This was Deebo Samuel’s week to lose.
A three-year standout at South Carolina, Samuel is everything the modern NFL desires. Samuel is versatile, fast, and sports a much larger catch radius than his frame would suggest. Though a decaying quarterback situation at South Carolina hindered Samuel’s opportunity to put up mind-boggling numbers, the skill set speaks for itself.
The challenge for Samuel heading into the week, however, was the simplicity of Senior Bowl practices. In team sessions, the schemes on both sides of the ball are watered down. Defenses can not blitz and may only run base defensive shells, such as Cover 2 from a two-high safety look. Likewise, offenses can not motion, use trips formations, or get into an empty set. In other words, it is a little tougher to manufacture space than a normal football setting, and Samuel is a player who thrives in space. Everything was set up to antithesize Samuel’s skill set.
Samuel knew it, too, and was prepared. During Samuel’s podium session on media night, I asked Samuel if the simple rules of the Senior Bowl brought a disadvantage for him during the week.
“I would say it kinda does, but then again it doesn’t. [The restrictions] just show that you are able to do multiple things,” Samuel said.
And boy, did Samuel show what he could do on Day One. It mattered not that Samuel could not do some of the gadget-y, Golden Tate-type stuff he does on film. Against a field of Senior Bowl cornerbacks all 6-foot and larger, Samuel flashed the craftiness to keep himself clean going through his route stem and abuse his take off speed to separate from the competition. Moving vertically or horizontally, or stopping altogether on a timing route, Samuel had little issue besting the defensive backs across from him.
Oddly enough, the seemingly do-it-all Samuel has one generally unexplored talent: punt returning. Throughout his career at South Carolina, Samuel returned four kickoffs for touchdowns, two of which were his only two return attempts as a junior before a leg injury cut his year short. Samuel’s combination of speed and natural feel for space made him a nasty kick return threat, but he was seemingly dog-housed from punt returning after a folly during his sophomore season.
“My sophomore year I dropped a punt and ever since then they didn’t put me back there. I just specialized being a kick returner,” Samuel said of his short stint as a punt returner.
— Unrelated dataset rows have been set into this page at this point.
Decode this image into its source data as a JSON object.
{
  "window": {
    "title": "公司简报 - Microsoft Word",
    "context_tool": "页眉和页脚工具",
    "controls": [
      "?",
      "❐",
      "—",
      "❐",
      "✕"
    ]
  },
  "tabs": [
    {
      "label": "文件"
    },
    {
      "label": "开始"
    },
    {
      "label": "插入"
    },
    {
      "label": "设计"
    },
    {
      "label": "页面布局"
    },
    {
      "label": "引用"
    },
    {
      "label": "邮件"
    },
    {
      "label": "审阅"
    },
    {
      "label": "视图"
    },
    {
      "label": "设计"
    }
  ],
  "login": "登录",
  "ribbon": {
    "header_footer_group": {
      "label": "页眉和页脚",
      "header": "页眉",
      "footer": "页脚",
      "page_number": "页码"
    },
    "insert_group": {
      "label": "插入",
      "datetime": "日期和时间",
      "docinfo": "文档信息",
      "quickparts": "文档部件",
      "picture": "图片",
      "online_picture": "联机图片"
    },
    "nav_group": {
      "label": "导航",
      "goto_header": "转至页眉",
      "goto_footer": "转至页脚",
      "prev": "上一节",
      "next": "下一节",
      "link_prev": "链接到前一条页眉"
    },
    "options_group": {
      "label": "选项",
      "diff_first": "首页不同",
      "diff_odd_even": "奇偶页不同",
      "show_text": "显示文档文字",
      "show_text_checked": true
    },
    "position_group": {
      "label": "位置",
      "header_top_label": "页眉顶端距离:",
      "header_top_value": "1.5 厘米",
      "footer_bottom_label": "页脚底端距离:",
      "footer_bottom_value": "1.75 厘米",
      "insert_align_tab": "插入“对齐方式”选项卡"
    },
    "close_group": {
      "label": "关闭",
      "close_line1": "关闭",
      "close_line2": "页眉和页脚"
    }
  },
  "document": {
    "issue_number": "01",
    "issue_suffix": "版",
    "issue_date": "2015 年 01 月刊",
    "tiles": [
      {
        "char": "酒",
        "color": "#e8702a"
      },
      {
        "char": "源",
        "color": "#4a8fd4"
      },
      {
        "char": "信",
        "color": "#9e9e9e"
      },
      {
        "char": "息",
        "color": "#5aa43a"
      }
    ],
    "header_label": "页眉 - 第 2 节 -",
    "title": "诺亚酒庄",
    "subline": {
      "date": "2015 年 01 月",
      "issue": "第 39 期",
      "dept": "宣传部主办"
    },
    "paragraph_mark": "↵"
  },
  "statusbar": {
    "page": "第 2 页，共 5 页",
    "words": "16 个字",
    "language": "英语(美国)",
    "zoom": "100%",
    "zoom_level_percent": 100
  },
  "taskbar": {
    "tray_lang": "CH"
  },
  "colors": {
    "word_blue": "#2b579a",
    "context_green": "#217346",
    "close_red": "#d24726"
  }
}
Samuel seemed as amused as anyone at the idea of being dog-housed as a punt returner despite being a deadly kick returner. The speed, return experience, and willingness is all there, but one muffed punt at 19-years-old nixed his days as a punt returner. With a more open-minded and coaching staff, Samuel could get his chance to get his feet wet as a punt returner again, and it would only be a disservice to the 49ers staff if they did not get Samuel more reps as a punt returner in practices this week and in the game.
Whether Samuel gets more of that opportunity is to be seen (only by NFL teams on Day Two, unfortunately), but Samuel solidified his status here early. Samuel gave a first impression that screamed he was not versatile for lack of a true home at wide receiver, but because he is a true wide receiver and more. For teams not bound to rigid wide receiver roles, Samuel is the chameleon to slide in and blend into any scheme.
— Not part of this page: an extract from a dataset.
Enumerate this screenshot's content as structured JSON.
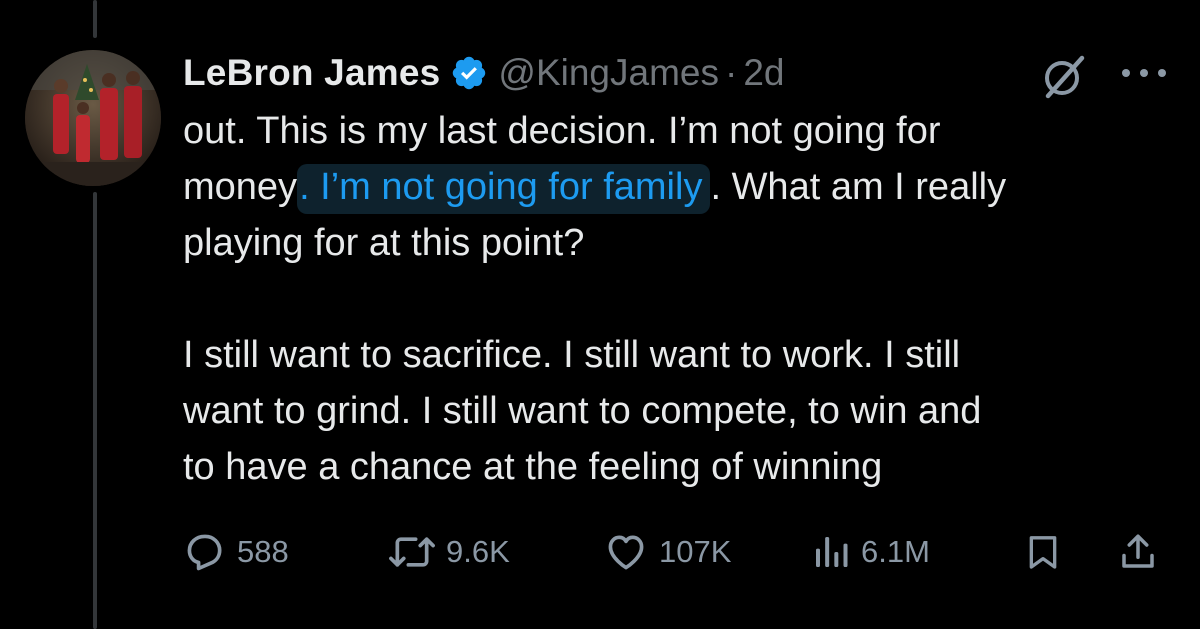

Who To Keep An Eye On
Nasir Adderley, S, Delaware: Though there were a few small-school stars coming into Mobile, Adderley was a class above the rest on film. At Delaware, Adderley could play anywhere in the secondary and displayed insane range on the backend. Adderley’s ability to read what was in front of him and be a step ahead of it was fantastic. Unfortunately, his first day in Mobile crushed any notion of versatility. Adderley could not match up in man and his click-and-close ability in the short area was strangely poor for most of the day. Given his raw talent and excellent career at Delaware, there is plenty of reason to believe Adderley will bounce back by the end of the week, but he should be tracked closely to see if he can flash the versatility he is known for.
Darnell Savage, DB, Maryland: This year’s cornerback crop is almost exclusively made up of 6-foot-plus guys. There are few capable nickel players in Mobile this year, but Savage is the clear exception. As mentioned after yesterday’s practice, Savage was the only guy capable of giving Andy Isabella trouble. Savage can be a versatile player, but his best role may be to stick in the nickel. K’Waun Williams needs to go and Savage could be a viable replacement.
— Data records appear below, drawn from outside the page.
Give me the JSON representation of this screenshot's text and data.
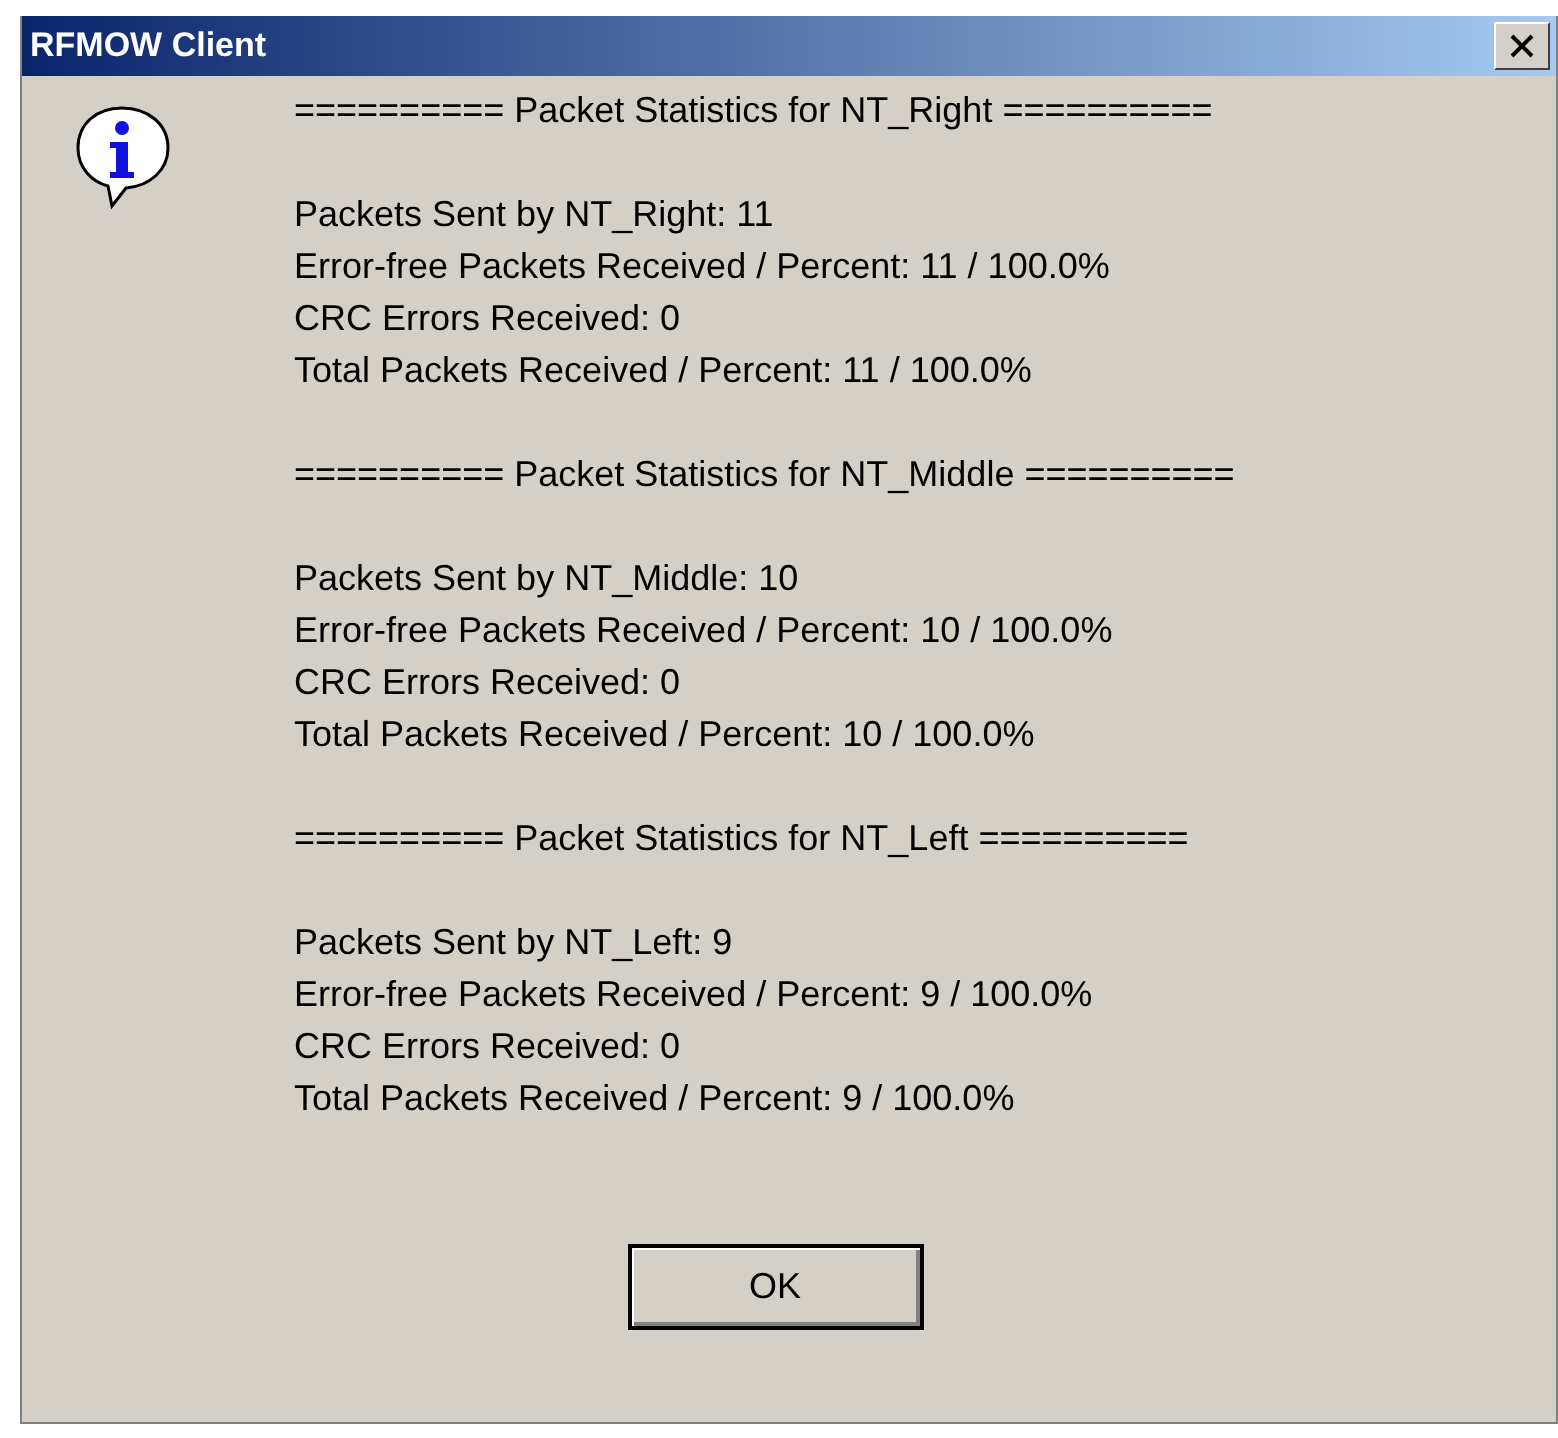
{
  "window": {
    "title": "RFMOW Client"
  },
  "sections": [
    {
      "header": "========== Packet Statistics for NT_Right ==========",
      "lines": [
        "Packets Sent by NT_Right: 11",
        "Error-free Packets Received / Percent: 11 / 100.0%",
        "CRC Errors Received: 0",
        "Total Packets Received / Percent: 11 / 100.0%"
      ]
    },
    {
      "header": "========== Packet Statistics for NT_Middle ==========",
      "lines": [
        "Packets Sent by NT_Middle: 10",
        "Error-free Packets Received / Percent: 10 / 100.0%",
        "CRC Errors Received: 0",
        "Total Packets Received / Percent: 10 / 100.0%"
      ]
    },
    {
      "header": "========== Packet Statistics for NT_Left ==========",
      "lines": [
        "Packets Sent by NT_Left: 9",
        "Error-free Packets Received / Percent: 9 / 100.0%",
        "CRC Errors Received: 0",
        "Total Packets Received / Percent: 9 / 100.0%"
      ]
    }
  ],
  "buttons": [
    "OK"
  ]
}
Jakobi Meyers, WR, North Carolina State: Every Senior Bowl has a receiver that generates a “who the hell is that guy” reaction because they are constantly flying by people down the field. Yesterday, that was Meyers. No matter what drill or position group you were trying to focus on at a given time, you knew when Meyers had cooked some poor defensive back because it was clear even from a glance. If he keeps that up, Meyers could match the likes of Samuel and Isabella as the “favorites” from the week.
Deshaun Davis, LB, Auburn: Davis is a bulldog. Not only is that true of his play style, but at 5-foot-11 and 231 pounds, Davis rocks a short, compact build for a linebacker. Compared to the taller linebackers like Germaine Pratt and Cameron Smith, Davis may not get the same benefit of doubt, but he has all the tools to prove himself despite being on the shorter end for a linebacker.